You will usually have surgery to remove the cancer as the first line of treatment. You may also need further treatments to reduce the chance of the tumour recurring or spreading. The type of surgery will depend on the cancer.


Lumpectomy is surgery to remove the lump and some surrounding tissue while conserving the rest of the breast. The surgeon may also remove some of the lymph nodes in the armpit to check for cancer cells. This is called a sentinel lymph node biopsy.


Mastectomy is surgery to remove the breast. The surgeon may just remove the breast tissue or extend the procedure to remove the armpit’s lymph nodes, where breast cancer can spread. In a radical mastectomy, the surgeon also removes the muscles under the breast. Your surgeon should discuss the best options for you.

Targeted therapy

Another type of receptor, Her2, is found in high numbers in 20% of breast cancers. It can drive the cancer cell to grow and spread. These receptors can be blocked by a drug called Herceptin.

What is the treatment for breast cancer?

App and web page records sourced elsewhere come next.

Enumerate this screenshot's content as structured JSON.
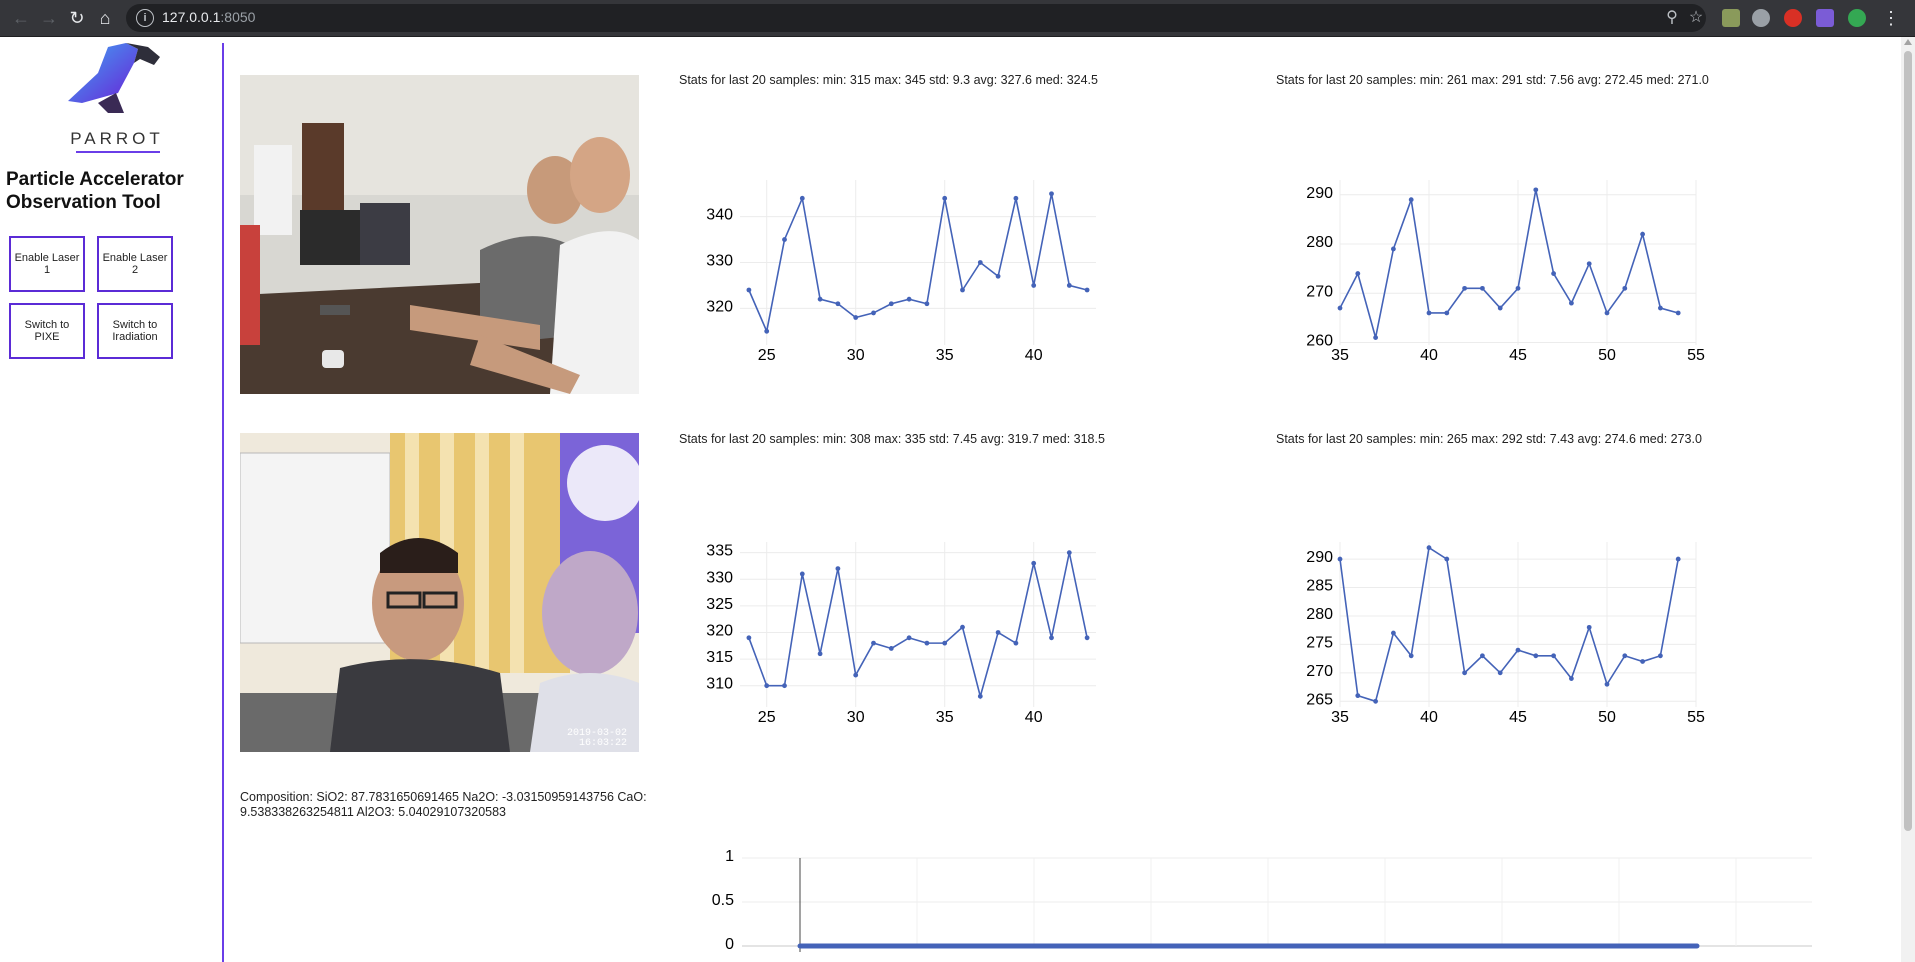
{
  "browser": {
    "url_host": "127.0.0.1",
    "url_port": ":8050"
  },
  "sidebar": {
    "logo_text": "PARROT",
    "app_title": "Particle Accelerator Observation Tool",
    "buttons": [
      {
        "label": "Enable Laser 1"
      },
      {
        "label": "Enable Laser 2"
      },
      {
        "label": "Switch to PIXE"
      },
      {
        "label": "Switch to Iradiation"
      }
    ]
  },
  "camera2": {
    "timestamp": "2019-03-02 16:03:22"
  },
  "charts": [
    {
      "stats": "Stats for last 20 samples: min: 315 max: 345 std: 9.3 avg: 327.6 med: 324.5",
      "chart_data": {
        "type": "line",
        "x": [
          24,
          25,
          26,
          27,
          28,
          29,
          30,
          31,
          32,
          33,
          34,
          35,
          36,
          37,
          38,
          39,
          40,
          41,
          42,
          43
        ],
        "y": [
          324,
          315,
          335,
          344,
          322,
          321,
          318,
          319,
          321,
          322,
          321,
          344,
          324,
          330,
          327,
          344,
          325,
          345,
          325,
          324
        ],
        "xlim": [
          23.5,
          43.5
        ],
        "ylim": [
          312,
          348
        ],
        "xticks": [
          25,
          30,
          35,
          40
        ],
        "yticks": [
          320,
          330,
          340
        ]
      }
    },
    {
      "stats": "Stats for last 20 samples: min: 261 max: 291 std: 7.56 avg: 272.45 med: 271.0",
      "chart_data": {
        "type": "line",
        "x": [
          35,
          36,
          37,
          38,
          39,
          40,
          41,
          42,
          43,
          44,
          45,
          46,
          47,
          48,
          49,
          50,
          51,
          52,
          53,
          54
        ],
        "y": [
          267,
          274,
          261,
          279,
          289,
          266,
          266,
          271,
          271,
          267,
          271,
          291,
          274,
          268,
          276,
          266,
          271,
          282,
          267,
          266
        ],
        "xlim": [
          35,
          55
        ],
        "ylim": [
          259.5,
          293
        ],
        "xticks": [
          35,
          40,
          45,
          50,
          55
        ],
        "yticks": [
          260,
          270,
          280,
          290
        ]
      }
    },
    {
      "stats": "Stats for last 20 samples: min: 308 max: 335 std: 7.45 avg: 319.7 med: 318.5",
      "chart_data": {
        "type": "line",
        "x": [
          24,
          25,
          26,
          27,
          28,
          29,
          30,
          31,
          32,
          33,
          34,
          35,
          36,
          37,
          38,
          39,
          40,
          41,
          42,
          43
        ],
        "y": [
          319,
          310,
          310,
          331,
          316,
          332,
          312,
          318,
          317,
          319,
          318,
          318,
          321,
          308,
          320,
          318,
          333,
          319,
          335,
          319
        ],
        "xlim": [
          23.5,
          43.5
        ],
        "ylim": [
          306,
          337
        ],
        "xticks": [
          25,
          30,
          35,
          40
        ],
        "yticks": [
          310,
          315,
          320,
          325,
          330,
          335
        ]
      }
    },
    {
      "stats": "Stats for last 20 samples: min: 265 max: 292 std: 7.43 avg: 274.6 med: 273.0",
      "chart_data": {
        "type": "line",
        "x": [
          35,
          36,
          37,
          38,
          39,
          40,
          41,
          42,
          43,
          44,
          45,
          46,
          47,
          48,
          49,
          50,
          51,
          52,
          53,
          54
        ],
        "y": [
          290,
          266,
          265,
          277,
          273,
          292,
          290,
          270,
          273,
          270,
          274,
          273,
          273,
          269,
          278,
          268,
          273,
          272,
          273,
          290
        ],
        "xlim": [
          35,
          55
        ],
        "ylim": [
          264,
          293
        ],
        "xticks": [
          35,
          40,
          45,
          50,
          55
        ],
        "yticks": [
          265,
          270,
          275,
          280,
          285,
          290
        ]
      }
    }
  ],
  "composition": "Composition: SiO2: 87.7831650691465 Na2O: -3.03150959143756 CaO: 9.538338263254811 Al2O3: 5.04029107320583",
  "bottom_chart": {
    "chart_data": {
      "type": "line",
      "yticks": [
        "1",
        "0.5",
        "0"
      ],
      "ylim": [
        0,
        1
      ],
      "series_value": 0
    }
  },
  "colors": {
    "accent": "#6a3de8",
    "line": "#4463b8"
  }
}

Your hospital team will plan and co-ordinate your breast cancer treatment. However, the doctors, practice nurses and physiotherapists at Virtually Healthcare will be there to support you throughout your cancer journey.

The treatment for your breast cancer will depend on the type of cancer, the size of the tumour, the cancer position, and the stage of the disease.

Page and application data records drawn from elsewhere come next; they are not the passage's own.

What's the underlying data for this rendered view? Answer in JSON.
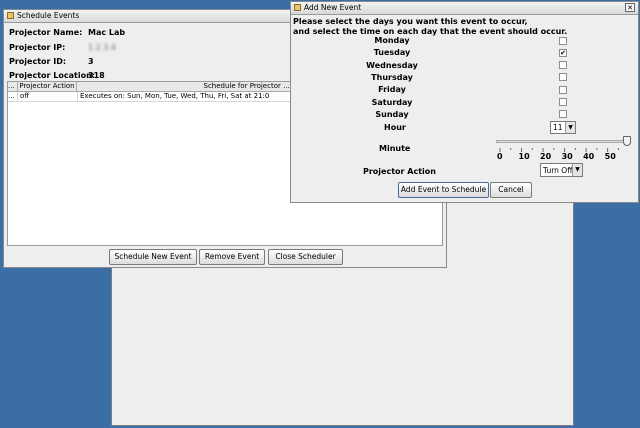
{
  "background_window": {},
  "schedule_window": {
    "title": "Schedule Events",
    "fields": [
      {
        "label": "Projector Name:",
        "value": "Mac Lab"
      },
      {
        "label": "Projector IP:",
        "value": "1.2.3.4"
      },
      {
        "label": "Projector ID:",
        "value": "3"
      },
      {
        "label": "Projector Location:",
        "value": "318"
      }
    ],
    "table": {
      "columns": [
        "...",
        "Projector Action",
        "Schedule for Projector ...\""
      ],
      "rows": [
        {
          "c0": "...",
          "action": "off",
          "schedule": "Executes on: Sun, Mon, Tue, Wed, Thu, Fri, Sat at 21:0"
        }
      ]
    },
    "buttons": {
      "schedule": "Schedule New Event",
      "remove": "Remove Event",
      "close": "Close Scheduler"
    }
  },
  "add_event_window": {
    "title": "Add New Event",
    "close_glyph": "✕",
    "instructions_1": "Please select the days you want this event to occur,",
    "instructions_2": "and select the time on each day that the event should occur.",
    "days": [
      {
        "label": "Monday",
        "checked": false
      },
      {
        "label": "Tuesday",
        "checked": true
      },
      {
        "label": "Wednesday",
        "checked": false
      },
      {
        "label": "Thursday",
        "checked": false
      },
      {
        "label": "Friday",
        "checked": false
      },
      {
        "label": "Saturday",
        "checked": false
      },
      {
        "label": "Sunday",
        "checked": false
      }
    ],
    "hour_label": "Hour",
    "hour_value": "11",
    "minute_label": "Minute",
    "minute_value": 59,
    "minute_ticks": [
      "0",
      "10",
      "20",
      "30",
      "40",
      "50"
    ],
    "action_label": "Projector Action",
    "action_value": "Turn Off",
    "buttons": {
      "add": "Add Event to Schedule",
      "cancel": "Cancel"
    }
  },
  "icons": {
    "checkmark": "✔",
    "dropdown": "▼"
  }
}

Your oncology team may prescribe a combination of chemotherapy by mouth or intravenous injection. These powerful drugs can destroy any remaining cancer cells and prevent them from proliferating and spreading.


Radiotherapy is a type of targeted X-ray treatment. High energy radiation is precisely directed at the chest, killing cancer cells left behind following surgery.

Hormone therapy

Breast cancer cells frequently have receptors for the hormones oestrogen and progesterone. Your natural female hormones may bind to the receptors and drive cancer cell growth. Oestrogen blockers such as the drug Tamoxifen can block the hormone and reduce the risk of the cancer returning.

Hot topics in breast cancer care - One of Virtually Healthcare's GPs, with a particular interest in women’s health, reports on the questions and concerns that they are currently seeing in their consultations so that you can learn more about breast cancer and cancer risk.

Cancer investigation and treatment during the pandemic

Too many patients have been worried about bothering doctors or afraid to access healthcare service during the pandemic.

There have been delays to many hospital treatments due to COVID-19, but we want to emphasise that the health professionals at Virtually Healthcare are ready to support you with all your healthcare needs.

We have designed a service that is quick, efficient and available in the comfort and safety of your own home. If you need a face to face appointment, we will ensure that we follow all COVID safety guidelines. Urgent cancer investigations and treatments are still an absolute priority during the pandemic, so if you are concerned about symptoms, make an appointment today.

Genes and breast cancer risk

About 1 in 20 women may have a faulty gene that significantly increases their risk of developing breast cancer. The genes BRCA1 and BRCA2 can be passed down through families. However, not everyone with a close relative with breast cancer will have the gene.

Not everyone with a faulty or mutated BRCA1 or BRCA2 gene will have a family history of cancer. However, a pattern of cancer makes it more likely. Macmillan gives these examples:

  • A first-degree relative (parent, sibling or child) developed breast cancer at a young age before 40.
  • Several family members have had breast or ovarian cancer.
  • A male relative developed breast cancer.
  • A relative had cancer in both breasts.
  • You have a history of cancer in your family, and you are from an Eastern European or Ashkenazi Jewish background. Some types of BRCA mutations are more common in these ethnic groups.
  • If you are worried about a history of cancer in your family, make an appointment with a doctor at Virtually Healthcare. They will be able to either provide reassurance or refer you for genetic counselling.

Types of consultations we offer

We offer written, telephone and video consultations with a range of male and female clinicians from GPs, nurse practitioners, and primary care specialists such as physiotherapy.